With a collection of workflows, one of the necessary tasks is to search for specific workflows. VisTrail’s search functionality is accessed by clicking the Query button on the toolbar. The criteria for these searches may vary from finding workflows modified within a specific time frame to finding workflows that contain a specific module. Because of the version history that VisTrails captures, these tasks are natural to implement and query. VisTrails has two methods for querying workflows, a simple text-based query language and a query-by-example canvas that lets you build exactly the workflow structure you are looking for. Both of these techniques are described in Chapter Querying the Version Tree.

The Exploration button allows you to explore workflows by running the same workflow with different parameters. Parameter Exploration provides an intuitive interface for computing workflows with parameters that vary in multiple dimensions. When coupled with the VisTrails Spreadsheet, parameter exploration allows you to quickly compare results and discover optimal parameter settings. See Chapter Parameter Exploration for specific information on using Parameter Exploration.

VisTrails Interaction

Workflow Execution

The Execute button on the toolbar serves as the “play” button for each of the modes described above. In both the Builder and Version Tree modes, it executes the current workflow. In Query mode, it executes the query, and in Parameter Exploration mode, it executes the workflow for each of the possible parameter settings.

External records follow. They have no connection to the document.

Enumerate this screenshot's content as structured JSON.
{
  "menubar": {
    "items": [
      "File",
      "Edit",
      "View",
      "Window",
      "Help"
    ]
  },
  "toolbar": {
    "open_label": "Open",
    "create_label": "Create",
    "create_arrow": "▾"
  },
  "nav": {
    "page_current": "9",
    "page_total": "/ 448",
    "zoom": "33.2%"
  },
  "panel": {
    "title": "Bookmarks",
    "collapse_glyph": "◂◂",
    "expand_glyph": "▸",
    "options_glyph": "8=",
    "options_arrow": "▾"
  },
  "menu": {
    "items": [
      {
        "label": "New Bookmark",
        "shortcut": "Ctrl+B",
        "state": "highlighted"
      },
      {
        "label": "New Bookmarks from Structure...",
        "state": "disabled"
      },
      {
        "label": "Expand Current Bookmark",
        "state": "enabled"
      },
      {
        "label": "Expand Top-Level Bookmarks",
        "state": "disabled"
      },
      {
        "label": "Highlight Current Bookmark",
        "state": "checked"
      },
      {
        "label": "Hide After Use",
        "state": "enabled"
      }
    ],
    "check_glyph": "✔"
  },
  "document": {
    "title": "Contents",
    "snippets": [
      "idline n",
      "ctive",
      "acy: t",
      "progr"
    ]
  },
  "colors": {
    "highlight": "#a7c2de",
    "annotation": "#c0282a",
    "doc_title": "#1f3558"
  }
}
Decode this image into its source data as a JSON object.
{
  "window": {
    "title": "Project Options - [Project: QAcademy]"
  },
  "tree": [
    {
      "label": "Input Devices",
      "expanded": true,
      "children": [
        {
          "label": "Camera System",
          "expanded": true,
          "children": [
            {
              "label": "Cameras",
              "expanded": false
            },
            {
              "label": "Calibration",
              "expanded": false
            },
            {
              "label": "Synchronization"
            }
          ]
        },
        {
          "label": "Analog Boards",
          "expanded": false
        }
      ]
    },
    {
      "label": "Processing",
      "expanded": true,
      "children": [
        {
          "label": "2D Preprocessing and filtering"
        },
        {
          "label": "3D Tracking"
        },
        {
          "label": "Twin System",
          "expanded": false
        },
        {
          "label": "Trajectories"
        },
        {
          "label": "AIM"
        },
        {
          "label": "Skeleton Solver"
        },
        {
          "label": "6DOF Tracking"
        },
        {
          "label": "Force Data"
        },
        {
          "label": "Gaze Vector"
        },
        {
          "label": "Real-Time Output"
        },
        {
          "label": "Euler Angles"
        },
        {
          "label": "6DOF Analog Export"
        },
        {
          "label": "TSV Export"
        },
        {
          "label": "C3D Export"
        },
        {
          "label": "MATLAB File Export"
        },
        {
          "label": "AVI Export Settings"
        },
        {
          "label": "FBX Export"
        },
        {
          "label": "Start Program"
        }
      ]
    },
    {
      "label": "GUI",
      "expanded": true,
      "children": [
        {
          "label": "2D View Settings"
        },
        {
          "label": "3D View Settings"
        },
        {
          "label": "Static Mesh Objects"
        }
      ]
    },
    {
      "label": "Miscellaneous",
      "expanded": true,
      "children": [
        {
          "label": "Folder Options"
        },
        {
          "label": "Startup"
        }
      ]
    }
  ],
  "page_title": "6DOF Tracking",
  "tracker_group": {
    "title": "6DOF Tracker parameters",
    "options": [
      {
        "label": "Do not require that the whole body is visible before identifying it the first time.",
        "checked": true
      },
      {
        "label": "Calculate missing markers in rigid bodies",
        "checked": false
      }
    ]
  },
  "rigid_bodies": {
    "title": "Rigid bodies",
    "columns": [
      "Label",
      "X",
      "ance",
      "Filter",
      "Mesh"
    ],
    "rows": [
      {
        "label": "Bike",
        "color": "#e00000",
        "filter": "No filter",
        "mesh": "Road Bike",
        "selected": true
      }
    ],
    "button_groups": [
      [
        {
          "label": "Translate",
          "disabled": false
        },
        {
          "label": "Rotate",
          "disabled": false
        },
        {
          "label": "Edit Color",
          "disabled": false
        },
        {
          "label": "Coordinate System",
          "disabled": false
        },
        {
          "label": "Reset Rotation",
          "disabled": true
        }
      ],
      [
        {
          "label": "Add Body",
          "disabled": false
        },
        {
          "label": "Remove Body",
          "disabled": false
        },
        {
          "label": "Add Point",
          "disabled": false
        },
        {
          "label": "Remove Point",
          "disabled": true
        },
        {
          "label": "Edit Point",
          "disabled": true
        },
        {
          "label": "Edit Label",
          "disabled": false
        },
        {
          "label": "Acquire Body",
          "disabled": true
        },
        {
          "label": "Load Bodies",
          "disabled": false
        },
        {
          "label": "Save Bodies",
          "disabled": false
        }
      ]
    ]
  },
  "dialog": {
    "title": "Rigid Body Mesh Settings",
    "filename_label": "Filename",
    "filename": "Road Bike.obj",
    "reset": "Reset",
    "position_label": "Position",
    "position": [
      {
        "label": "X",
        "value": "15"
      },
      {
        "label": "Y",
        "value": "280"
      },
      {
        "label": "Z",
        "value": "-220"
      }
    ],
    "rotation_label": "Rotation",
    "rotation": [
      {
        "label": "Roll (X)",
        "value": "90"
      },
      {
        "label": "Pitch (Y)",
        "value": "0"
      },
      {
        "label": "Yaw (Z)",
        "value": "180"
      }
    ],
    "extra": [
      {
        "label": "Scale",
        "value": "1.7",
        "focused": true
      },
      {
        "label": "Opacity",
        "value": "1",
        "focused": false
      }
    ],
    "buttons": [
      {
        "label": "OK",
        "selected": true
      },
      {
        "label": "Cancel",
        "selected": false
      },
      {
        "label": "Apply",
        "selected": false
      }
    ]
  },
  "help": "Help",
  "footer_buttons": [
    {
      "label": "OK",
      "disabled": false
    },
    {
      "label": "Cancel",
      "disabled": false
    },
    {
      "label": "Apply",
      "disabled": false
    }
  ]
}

When a workflow is executed, the module color is determined as follows:

  • lilac: module was not executed
  • yellow: module is currently being executed
  • green: module was successfully executed
  • orange: module was cached
  • red: module execution failed

Note

VisTrails caches by default, so after a workflow is executed, if none of its parameters change, it won’t be executed again.

If a workflow reads a file using the basic module File, VisTrails does check whether the file was modified since the last run. It does so by keeping a signature that is based on the modification time of the file. And if the file was modified, the File module and all downstream modules (the ones which depend on File) will be executed.

If you do not want VisTrails to cache executions, you can turn off caching: go to Menu Edit -> Preferences and in the General Configuration tab, change Cache execution results to Never.

If you would like your input and output data to be versioned, you can use the Persistence package.

Additional Interactions

The Undo and Redo buttons function in the standard way, but note that these actions are implicitly switching between different versions of a workflow. Thus, you will notice that as you undo or redo a change to a workflow, the selected version in the version tree changes.

For all modes except Parameter Exploration, the center pane of VisTrails is a canvas where you can manipulate the current workflow, version tree, or query. The buttons on the right side of the toolbar allow you to change the default behavior of the primary mouse button (the left button for most multiple button mice) within this canvas. You can choose the behavior to select items in the scene, pan around the scene, or zoom in and out of the scene by selecting the given button. In addition, if you are using a 3-button mouse, the right button will zoom, and the middle button will pan. To use the zoom functionality, click and drag up to zoom out and drag down to zoom in.

Note

Pressing Ctrl-R will recenter the window. You may also zoom and pan in the window in the upper right corner of the main window (the picture-in-picture window). To recenter this picture-in-picture (PIP) window, first click on it to bring it to focus, then press Ctrl-R (or Command-R on a Mac) to recenter.